Construction on the City’s Navigation Center, located in the Pearl Warren Building at 606 12th Ave S., is approximately 70% complete, and is on track for a summer 2017 opening.
The Navigation Center model is important as our community moves to more “low-barrier,” 24/7 shelters in which individuals do not have to meet certain screening criteria. The enhanced model provides supportive services, meals, laundry, and other amenities. This is similar to the “Compass at First Presbyterian” shelter in the First Hill neighborhood announced earlier in April in partnership with Compass Housing Alliance and First Presbyterian Church.
A planned dormitory-style living facility that provides shower, bathroom, and laundry facilities, as well as meals and a place to store personal belongings, Seattle’s Navigation Center also will welcome pets, couples, and individuals as well as their possessions. Once fully open, the Navigation Center will serve up to 75 individuals at one time. Residents of the Navigation Center must be referred into the Center from authorized outreach workers; it is not a traditional “drop-in” center.
While this model provides a safe place for people who are homeless to come inside off the streets, it also brings their possessions off the streets, contributing to a cleaner neighborhood. On-site staff will serve as liaisons with the community around issues that might arise involving the Navigation Center operations and oversee the grounds around the center. This new model is another step in implementing the Pathways Home plan, the City’s framework for addressing homelessness, and replaces the night-time only shelter that has been operating in the Pearl Warren Building for the past two years.
Mayor Ed Murray met with a group of community representatives in March to hear their concerns about the decision to locate the Navigation Center in the Little Saigon Business District, which is part of the Chinatown/International District. The siting of the Navigation Center followed the City’s normal process for siting a homeless shelter.

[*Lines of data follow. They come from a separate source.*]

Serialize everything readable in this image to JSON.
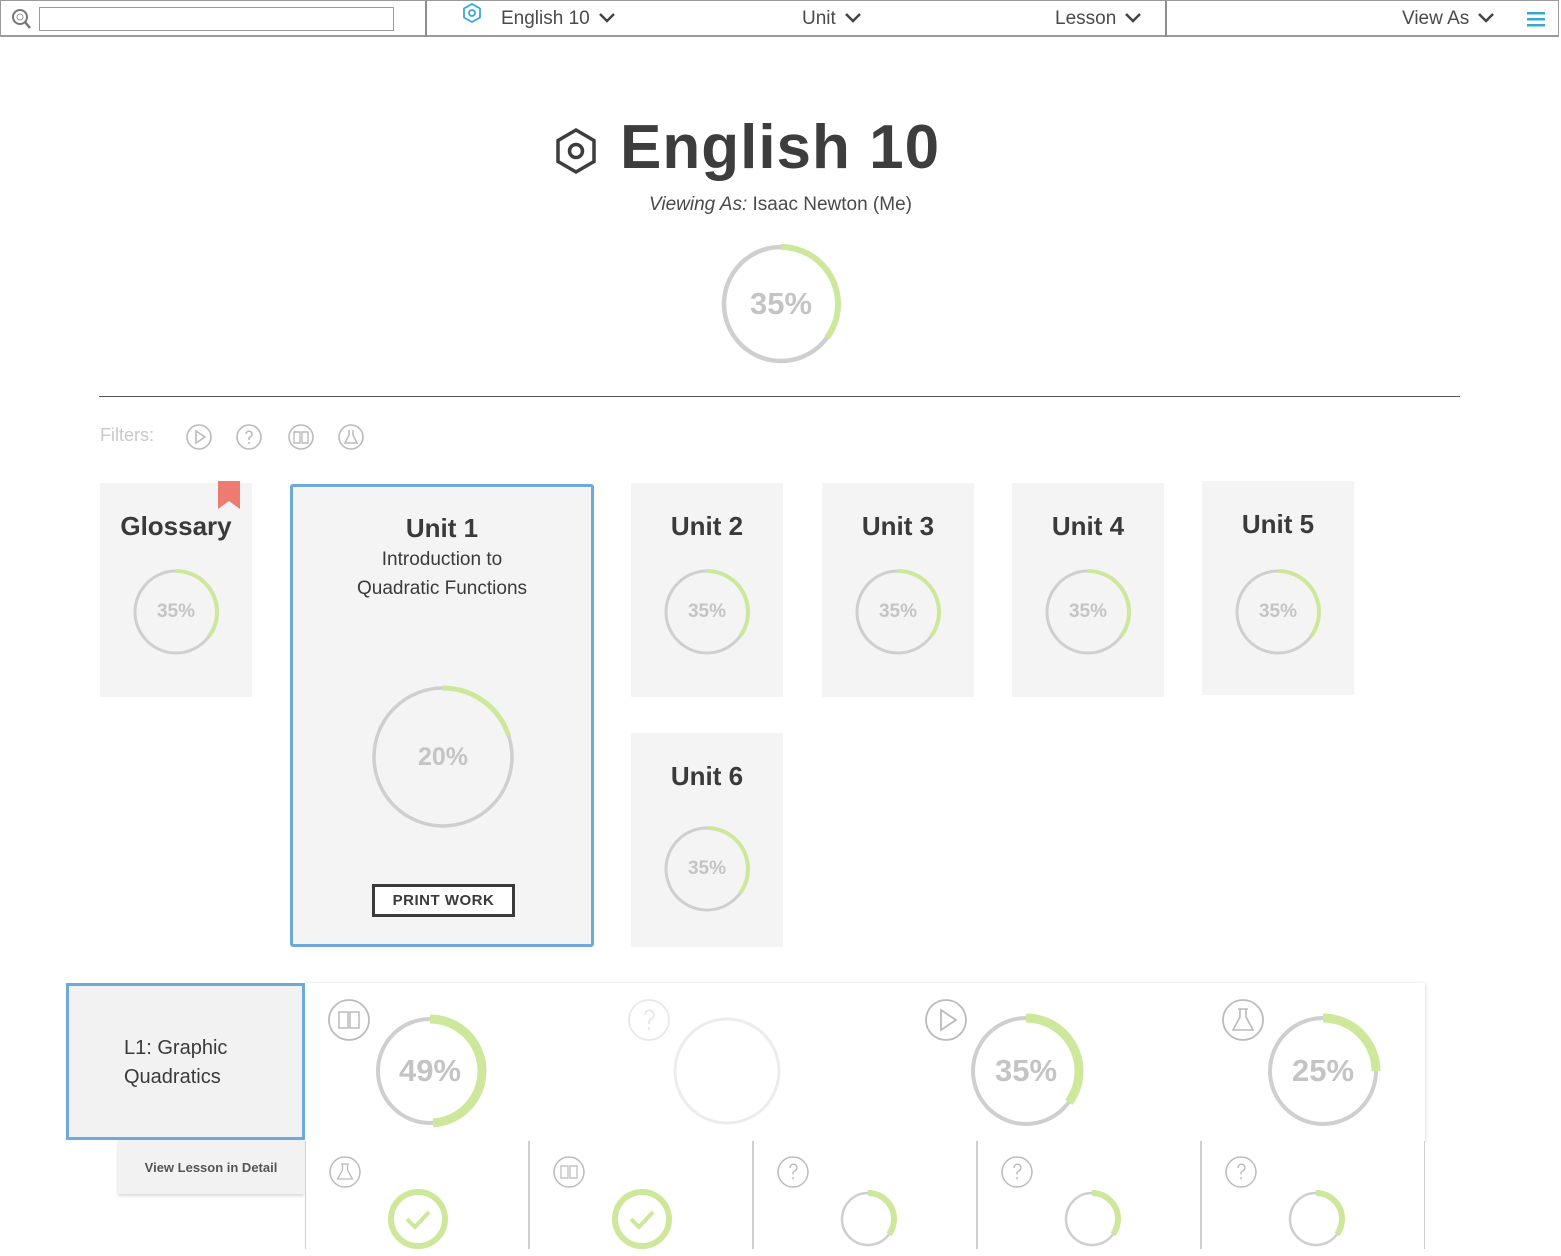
{
  "topbar": {
    "search_placeholder": "",
    "course_label": "English 10",
    "unit_label": "Unit",
    "lesson_label": "Lesson",
    "view_as_label": "View As"
  },
  "header": {
    "title": "English 10",
    "viewing_as_prefix": "Viewing As:",
    "viewing_as_name": "Isaac Newton (Me)",
    "overall_progress": 35,
    "overall_label": "35%"
  },
  "filters": {
    "label": "Filters:",
    "icons": [
      "play-icon",
      "question-icon",
      "book-icon",
      "flask-icon"
    ]
  },
  "cards": [
    {
      "title": "Glossary",
      "progress": 35,
      "label": "35%",
      "bookmarked": true
    },
    {
      "title": "Unit 1",
      "subtitle_1": "Introduction to",
      "subtitle_2": "Quadratic Functions",
      "progress": 20,
      "label": "20%",
      "button": "PRINT WORK"
    },
    {
      "title": "Unit 2",
      "progress": 35,
      "label": "35%"
    },
    {
      "title": "Unit 3",
      "progress": 35,
      "label": "35%"
    },
    {
      "title": "Unit 4",
      "progress": 35,
      "label": "35%"
    },
    {
      "title": "Unit 5",
      "progress": 35,
      "label": "35%"
    },
    {
      "title": "Unit 6",
      "progress": 35,
      "label": "35%"
    }
  ],
  "lesson": {
    "label_1": "L1:  Graphic",
    "label_2": "Quadratics",
    "view_detail": "View Lesson in Detail",
    "types": [
      {
        "icon": "book-icon",
        "progress": 49,
        "label": "49%"
      },
      {
        "icon": "question-icon",
        "progress": 0,
        "label": ""
      },
      {
        "icon": "play-icon",
        "progress": 35,
        "label": "35%"
      },
      {
        "icon": "flask-icon",
        "progress": 25,
        "label": "25%"
      }
    ]
  },
  "activities": [
    {
      "icon": "flask-icon",
      "status": "complete"
    },
    {
      "icon": "book-icon",
      "status": "complete"
    },
    {
      "icon": "question-icon",
      "status": "partial",
      "progress": 35
    },
    {
      "icon": "question-icon",
      "status": "partial",
      "progress": 35
    },
    {
      "icon": "question-icon",
      "status": "partial",
      "progress": 35
    }
  ],
  "colors": {
    "accent": "#6ea9dc",
    "progress": "#cde89a",
    "ring": "#cfcfcf",
    "bookmark": "#ee7b6f",
    "menu": "#3aa6d8"
  }
}
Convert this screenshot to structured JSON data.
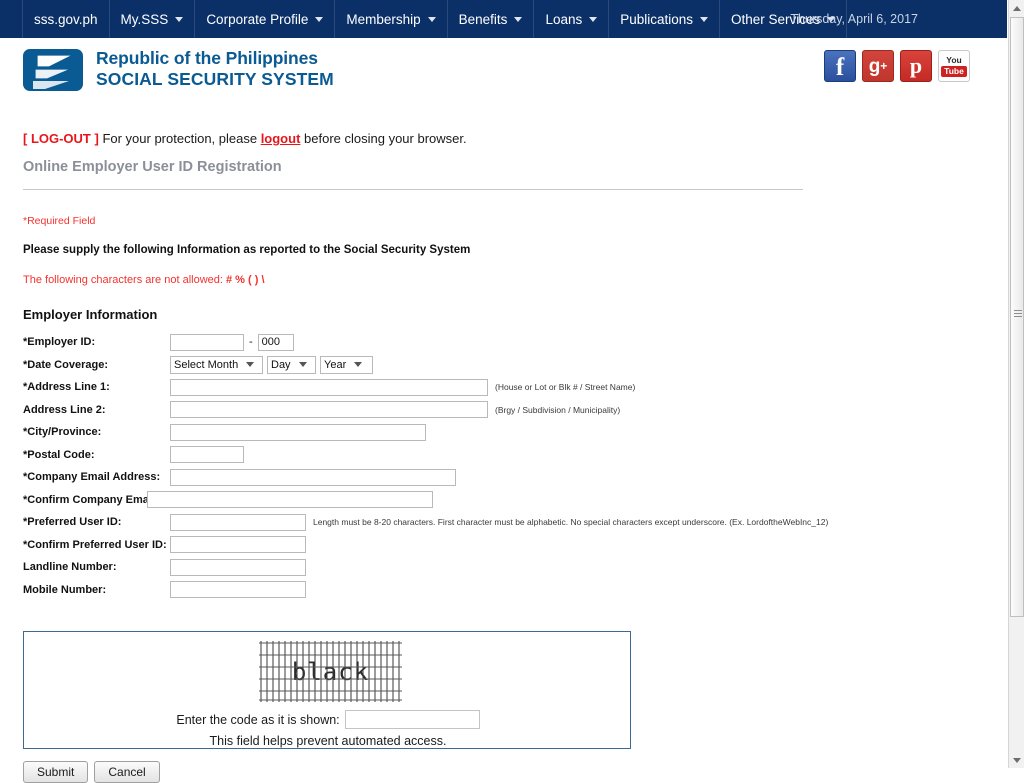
{
  "topnav": {
    "items": [
      {
        "label": "sss.gov.ph",
        "caret": false
      },
      {
        "label": "My.SSS",
        "caret": true
      },
      {
        "label": "Corporate Profile",
        "caret": true
      },
      {
        "label": "Membership",
        "caret": true
      },
      {
        "label": "Benefits",
        "caret": true
      },
      {
        "label": "Loans",
        "caret": true
      },
      {
        "label": "Publications",
        "caret": true
      },
      {
        "label": "Other Services",
        "caret": true
      }
    ],
    "date": "Thursday, April 6, 2017",
    "bg_color": "#0b3068"
  },
  "brand": {
    "line1": "Republic of the Philippines",
    "line2": "SOCIAL SECURITY SYSTEM",
    "color": "#0a5a93",
    "social": [
      {
        "name": "facebook",
        "label": "f"
      },
      {
        "name": "google-plus",
        "label": "g",
        "sup": "+"
      },
      {
        "name": "pinterest",
        "label": "p"
      },
      {
        "name": "youtube",
        "line1": "You",
        "line2": "Tube"
      }
    ]
  },
  "notice": {
    "tag": "[ LOG-OUT ]",
    "text_before": " For your protection, please ",
    "link": "logout",
    "text_after": " before closing your browser.",
    "tag_color": "#e8161a"
  },
  "page": {
    "title": "Online Employer User ID Registration",
    "required_note": "*Required Field",
    "supply_note": "Please supply the following Information as reported to the Social Security System",
    "chars_note_prefix": "The following characters are not allowed: ",
    "chars_note_chars": "# % ( ) \\",
    "section_title": "Employer Information"
  },
  "form": {
    "employer_id": {
      "label": "*Employer ID:",
      "value": "",
      "separator": "-",
      "suffix_value": "000"
    },
    "date_coverage": {
      "label": "*Date Coverage:",
      "month": "Select Month",
      "day": "Day",
      "year": "Year"
    },
    "address1": {
      "label": "*Address Line 1:",
      "value": "",
      "hint": "(House or Lot or Blk # / Street Name)"
    },
    "address2": {
      "label": "Address Line 2:",
      "value": "",
      "hint": "(Brgy / Subdivision / Municipality)"
    },
    "city_province": {
      "label": "*City/Province:",
      "value": ""
    },
    "postal_code": {
      "label": "*Postal Code:",
      "value": ""
    },
    "company_email": {
      "label": "*Company Email Address:",
      "value": ""
    },
    "confirm_company_email": {
      "label": "*Confirm Company Email Address:",
      "value": ""
    },
    "preferred_user_id": {
      "label": "*Preferred User ID:",
      "value": "",
      "hint": "Length must be 8-20 characters. First character must be alphabetic. No special characters except underscore. (Ex. LordoftheWebInc_12)"
    },
    "confirm_user_id": {
      "label": "*Confirm Preferred User ID:",
      "value": ""
    },
    "landline": {
      "label": "Landline Number:",
      "value": ""
    },
    "mobile": {
      "label": "Mobile Number:",
      "value": ""
    }
  },
  "captcha": {
    "code_text": "black",
    "prompt": "Enter the code as it is shown:",
    "input_value": "",
    "help": "This field helps prevent automated access.",
    "border_color": "#3d6a92"
  },
  "buttons": {
    "submit": "Submit",
    "cancel": "Cancel"
  }
}
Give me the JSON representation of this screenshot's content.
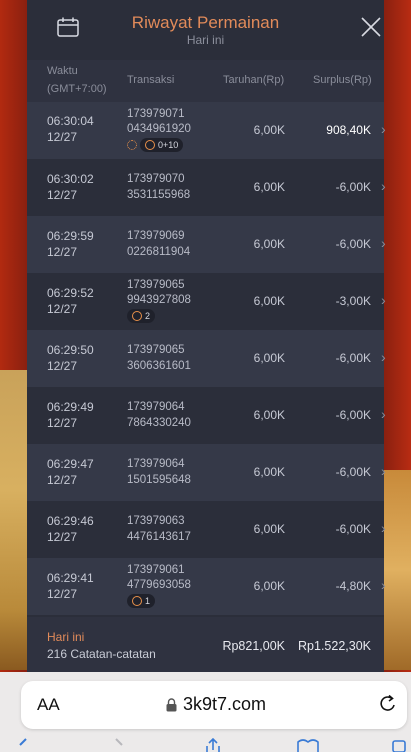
{
  "header": {
    "title": "Riwayat Permainan",
    "subtitle": "Hari ini",
    "calendar_icon": "calendar-icon",
    "close_icon": "close-icon"
  },
  "columns": {
    "time_line1": "Waktu",
    "time_line2": "(GMT+7:00)",
    "transaction": "Transaksi",
    "bet": "Taruhan(Rp)",
    "surplus": "Surplus(Rp)"
  },
  "rows": [
    {
      "time": "06:30:04",
      "date": "12/27",
      "tx1": "173979071",
      "tx2": "0434961920",
      "bet": "6,00K",
      "surplus": "908,40K",
      "badge": "0+10",
      "win": true
    },
    {
      "time": "06:30:02",
      "date": "12/27",
      "tx1": "173979070",
      "tx2": "3531155968",
      "bet": "6,00K",
      "surplus": "-6,00K"
    },
    {
      "time": "06:29:59",
      "date": "12/27",
      "tx1": "173979069",
      "tx2": "0226811904",
      "bet": "6,00K",
      "surplus": "-6,00K"
    },
    {
      "time": "06:29:52",
      "date": "12/27",
      "tx1": "173979065",
      "tx2": "9943927808",
      "bet": "6,00K",
      "surplus": "-3,00K",
      "badge": "2"
    },
    {
      "time": "06:29:50",
      "date": "12/27",
      "tx1": "173979065",
      "tx2": "3606361601",
      "bet": "6,00K",
      "surplus": "-6,00K"
    },
    {
      "time": "06:29:49",
      "date": "12/27",
      "tx1": "173979064",
      "tx2": "7864330240",
      "bet": "6,00K",
      "surplus": "-6,00K"
    },
    {
      "time": "06:29:47",
      "date": "12/27",
      "tx1": "173979064",
      "tx2": "1501595648",
      "bet": "6,00K",
      "surplus": "-6,00K"
    },
    {
      "time": "06:29:46",
      "date": "12/27",
      "tx1": "173979063",
      "tx2": "4476143617",
      "bet": "6,00K",
      "surplus": "-6,00K"
    },
    {
      "time": "06:29:41",
      "date": "12/27",
      "tx1": "173979061",
      "tx2": "4779693058",
      "bet": "6,00K",
      "surplus": "-4,80K",
      "badge": "1"
    }
  ],
  "footer": {
    "period": "Hari ini",
    "records": "216 Catatan-catatan",
    "total_bet": "Rp821,00K",
    "total_surplus": "Rp1.522,30K"
  },
  "browser": {
    "aa": "AA",
    "domain": "3k9t7.com",
    "lock_icon": "lock-icon",
    "reload_icon": "reload-icon"
  },
  "colors": {
    "accent": "#e28b5a",
    "panel": "#2b2e3a",
    "row_alt": "#353948"
  }
}
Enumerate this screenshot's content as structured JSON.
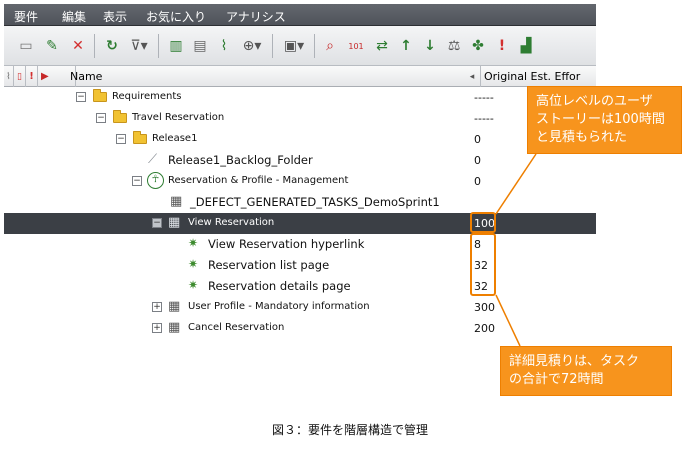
{
  "menu": [
    "要件",
    "編集",
    "表示",
    "お気に入り",
    "アナリシス"
  ],
  "toolbar_icons": [
    "new-requirement-icon",
    "new-child-icon",
    "delete-icon",
    "refresh-icon",
    "filter-icon",
    "columns-icon",
    "details-icon",
    "attachment-icon",
    "zoom-icon",
    "view-select-icon",
    "find-icon",
    "goto-id-icon",
    "convert-icon",
    "move-up-icon",
    "move-down-icon",
    "risk-icon",
    "coverage-icon",
    "alert-icon",
    "analysis-icon"
  ],
  "toolbar_labels": {
    "goto_id": "101"
  },
  "header": {
    "name": "Name",
    "estimate": "Original Est. Effor"
  },
  "tree": [
    {
      "label": "Requirements",
      "value": "-----"
    },
    {
      "label": "Travel Reservation",
      "value": "-----"
    },
    {
      "label": "Release1",
      "value": "0"
    },
    {
      "label": "Release1_Backlog_Folder",
      "value": "0"
    },
    {
      "label": "Reservation & Profile - Management",
      "value": "0"
    },
    {
      "label": "_DEFECT_GENERATED_TASKS_DemoSprint1",
      "value": ""
    },
    {
      "label": "View Reservation",
      "value": "100"
    },
    {
      "label": "View Reservation hyperlink",
      "value": "8"
    },
    {
      "label": "Reservation list page",
      "value": "32"
    },
    {
      "label": "Reservation details page",
      "value": "32"
    },
    {
      "label": "User Profile - Mandatory information",
      "value": "300"
    },
    {
      "label": "Cancel Reservation",
      "value": "200"
    }
  ],
  "callouts": {
    "top": {
      "line1": "高位レベルのユーザ",
      "line2": "ストーリーは100時間",
      "line3": "と見積もられた"
    },
    "bottom": {
      "line1": "詳細見積りは、タスク",
      "line2": "の合計で72時間"
    }
  },
  "caption": "図３：要件を階層構造で管理",
  "colors": {
    "accent": "#f7941d",
    "selection": "#3b3f45",
    "menubar": "#595d64"
  }
}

In the meeting, the Mayor acknowledged the community’s concerns and given the nature of this project, directed Deputy Mayor Hyeok Kim, Director Catherine Lester (Human Services Department), and Director Kathy Nyland (Department of Neighborhoods) to work with City departments to address some of the key issues that have been raised by the community. The City is actively working with neighborhood and community leaders to develop a plan that addresses some of the key questions and concerns that have been raised—such as those about public safety, programmatic elements of the Navigation Center, and economic impacts on the surrounding small business district–to ensure the successful opening of the Navigation Center in the coming weeks.
Any delays in the schedule could impact the operations of the Navigation Center and the urgent work of bringing some of the most vulnerable people off the streets and into supportive services and shelter.
The City’s Human Services Department has contracted with the Downtown Emergency Service Center (DESC) to operate the center and offer shelter as well as supportive services and case management to quickly transition clients into housing. DESC’s mission is not merely to offer shelter, but to end the homelessness of our community’s most vulnerable people, through an integrated array of clinical services and supportive housing that allows men and women to reclaim their lives and reach their highest potential. They also will work with clients needing healthcare, including substance abuse treatment and mental health services. HSD is also contracting with Operation Sack Lunch (OSL) to provide food and meals on site. OSL’s mission is grounded in a commitment to addressing food insecurity by providing nutritional meals, education and advocacy in service of the most vulnerable.
“To best serve those living unsheltered in our community, our services must recognize the individuals left outside of our current system,” said Mayor Ed Murray. “Some of our most vulnerable neighbors face mental health and addiction challenges, or have other individualized needs, such as partners, pets or possessions, that the Navigation Center is designed to address. This new approach to addressing the growing national homelessness crisis, which has impacted thousands here in Seattle, allows the City to fill a gap that has prevented many from accessing services and shelter.”